We see the marketing of Alcoholic beverages under the guise of medicines, for impotence, Diabetes, Piles, infertility and many ailments without any efforts by the appropriate authorities to regulate them.
In villages all around our country, “Akpeteshie”, “Pito” “Ogogro” and other bars sit silently in corners, quietly ruining our families while we look on.
Unfortunately, what I have described is only the first wave of a coming “Tsunami”. Many experts believe that as the Latin American drug cartels are squeezed more and more by America’s Drug Enforcement Agency, they will turn to West Africa as a transit point for drugs originally destined for Europe.
With time, more of the drugs originally destined for Europe will be consumed here in West Africa ruining our families, destroying our health, causing mayhem on our streets and wreaking havoc on our already inadequate health and law-enforcement resources. The combination of these narcotic drugs with alcohol will have effects worse than the sum of its parts. It is going to be bad—very bad.
To avoid this coming plague, we need to sit up and act.
First, we need to get reliable data on the extent of Alcohol and other substance abuse and the scope of the harm that it is causing. To this end, government must dedicate more resources for research into substance abuse. There are many experts, in our Medical, Pharmacy and Nursing Schools as well as in other institutions that are capable of doing this kind of research given the needed resources.
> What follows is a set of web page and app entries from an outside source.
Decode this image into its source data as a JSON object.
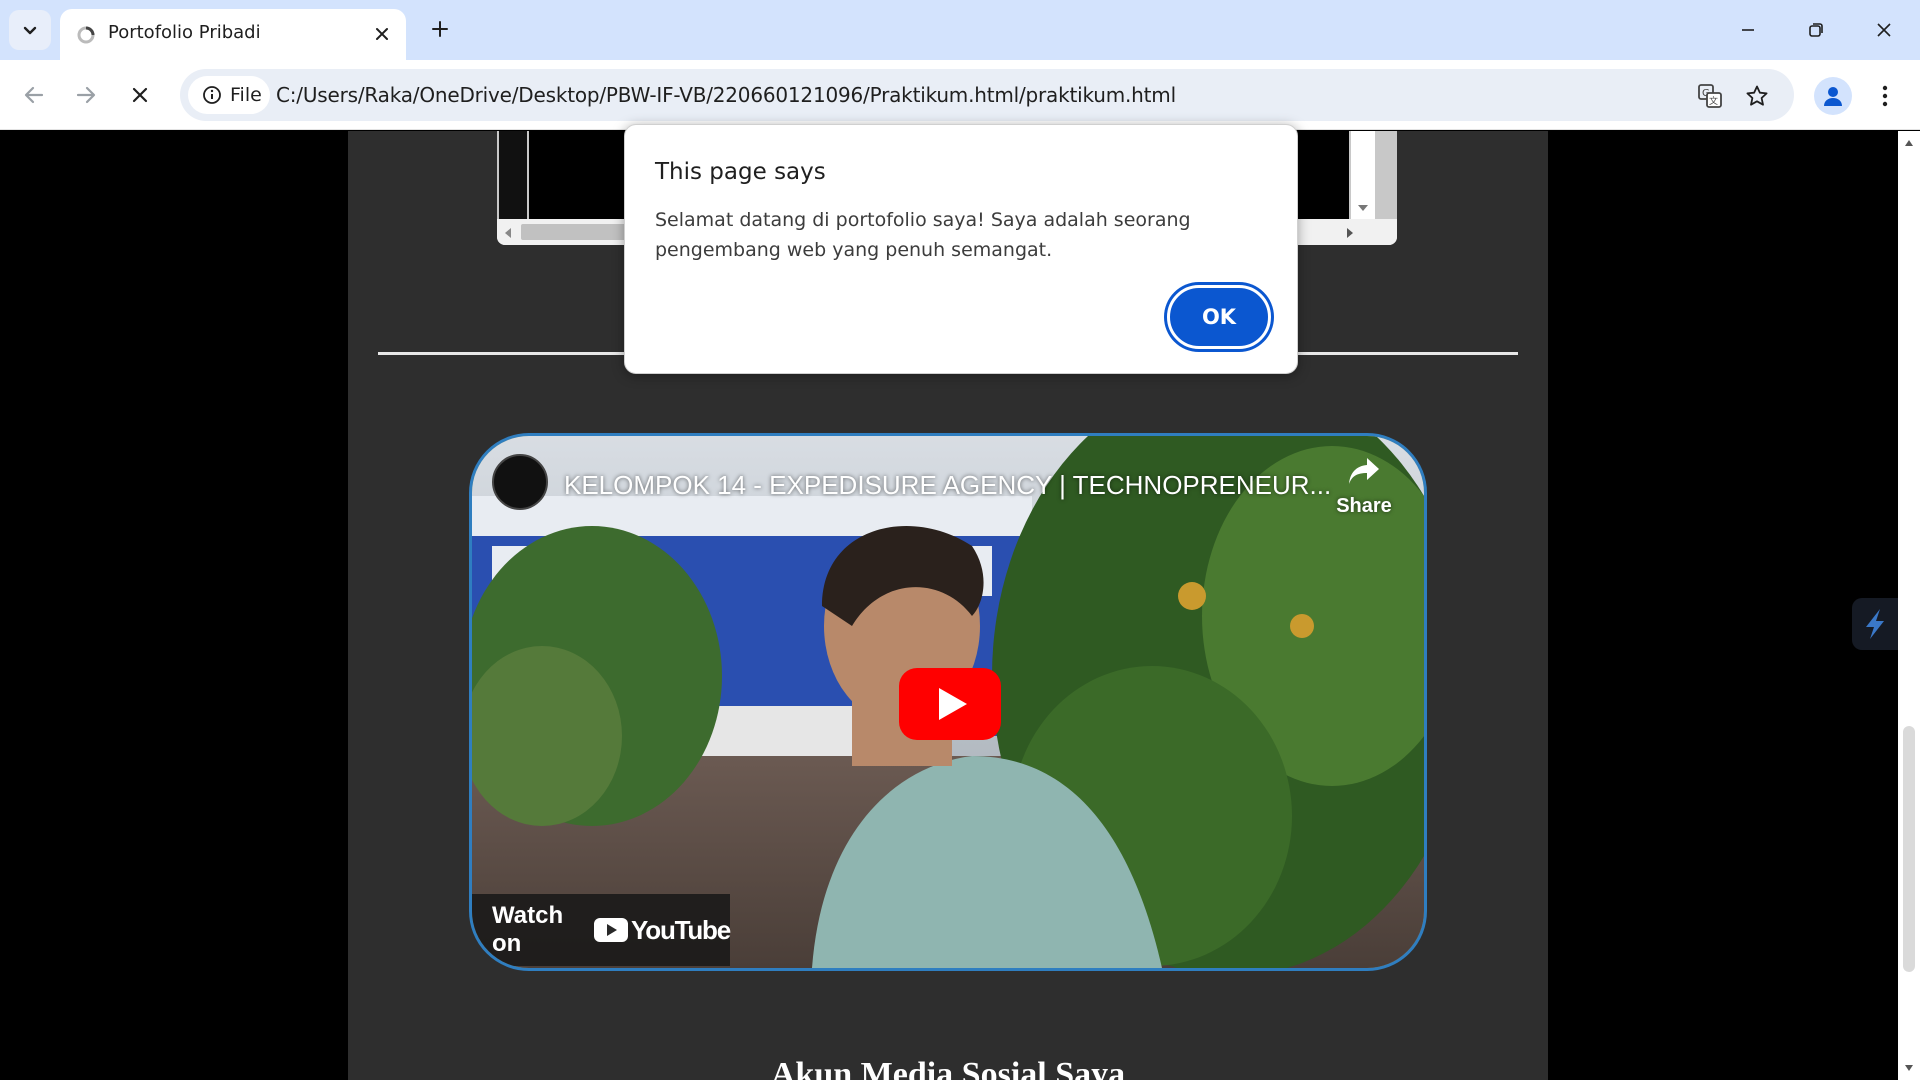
{
  "browser": {
    "tab": {
      "title": "Portofolio Pribadi"
    },
    "address_bar": {
      "chip_label": "File",
      "url": "C:/Users/Raka/OneDrive/Desktop/PBW-IF-VB/220660121096/Praktikum.html/praktikum.html"
    },
    "icons": {
      "tab_search": "chevron-down-icon",
      "favicon": "loading-favicon-icon",
      "close_tab": "close-icon",
      "new_tab": "plus-icon",
      "back": "arrow-left-icon",
      "forward": "arrow-right-icon",
      "stop": "close-icon",
      "info": "info-icon",
      "translate": "translate-icon",
      "bookmark": "star-icon",
      "profile": "person-icon",
      "menu": "kebab-icon",
      "minimize": "minimize-icon",
      "restore": "restore-icon",
      "close_window": "close-icon"
    },
    "colors": {
      "tabstrip": "#d3e3fd",
      "omnibox": "#e9eef6",
      "accent": "#0b57d0"
    }
  },
  "page": {
    "video": {
      "title": "KELOMPOK 14 - EXPEDISURE AGENCY | TECHNOPRENEUR...",
      "share_label": "Share",
      "watch_on_label": "Watch on",
      "youtube_label": "YouTube",
      "border_color": "#2f7ec0"
    },
    "section_heading": "Akun Media Sosial Saya"
  },
  "dialog": {
    "title": "This page says",
    "message": "Selamat datang di portofolio saya! Saya adalah seorang pengembang web yang penuh semangat.",
    "ok_label": "OK"
  }
}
Second, we must educate our society about the dangers of drugs and how to avoid the traps that lead to addiction. This will involve the media, the Ministries of Information and Education, our houses of worship and our schools, including institutions of higher learning.
I can see the day when most of our mega-Churches will get physicians and nurses to talk to their congregations about the dangers of Alcohol and other drugs while the Ministry of Transport joins with GPRTU to design programs and posters that will promote “zero-tolerance” for drinking amongst those who drive.
Third, we must improve our treatment facilities in respect of these substances. Currently, most of our hospitals do not have the resources to perform simple drug screens that are routine in other parts of the world. We must make the resources available in government hospitals and have it paid for by all insurances, including the National Health Insurance Scheme.
Fourth, while it would be impractical to ban the use of Alcohol, we must regulate its distribution more effectively and protect children, including the unborn from its effects.
To this end, we must look at how establishments to sell alcohol are licensed, where they can be placed and who can buy from them.
I know that most of these recommendations will be greeted with the excuse that they would cost too much. Before anyone makes that argument, we should think of the cost to all of us of drugs.
Think of the accidents on our roads. Think of the patients dying silently at home and in our hospitals. Think of the innocent children dying before birth or being born with Fetal Alcohol syndrome.
Think of the women being pummeled day in day out by drunken men—or the men being beaten by drunken women.
We can pay for these measures by taxing Alcohol and the businesses that profit from it, as well as the transport industry and then all of us who stand to benefit from a society where substance abuse is low and decreasing. Let us move forward together, in sobriety.”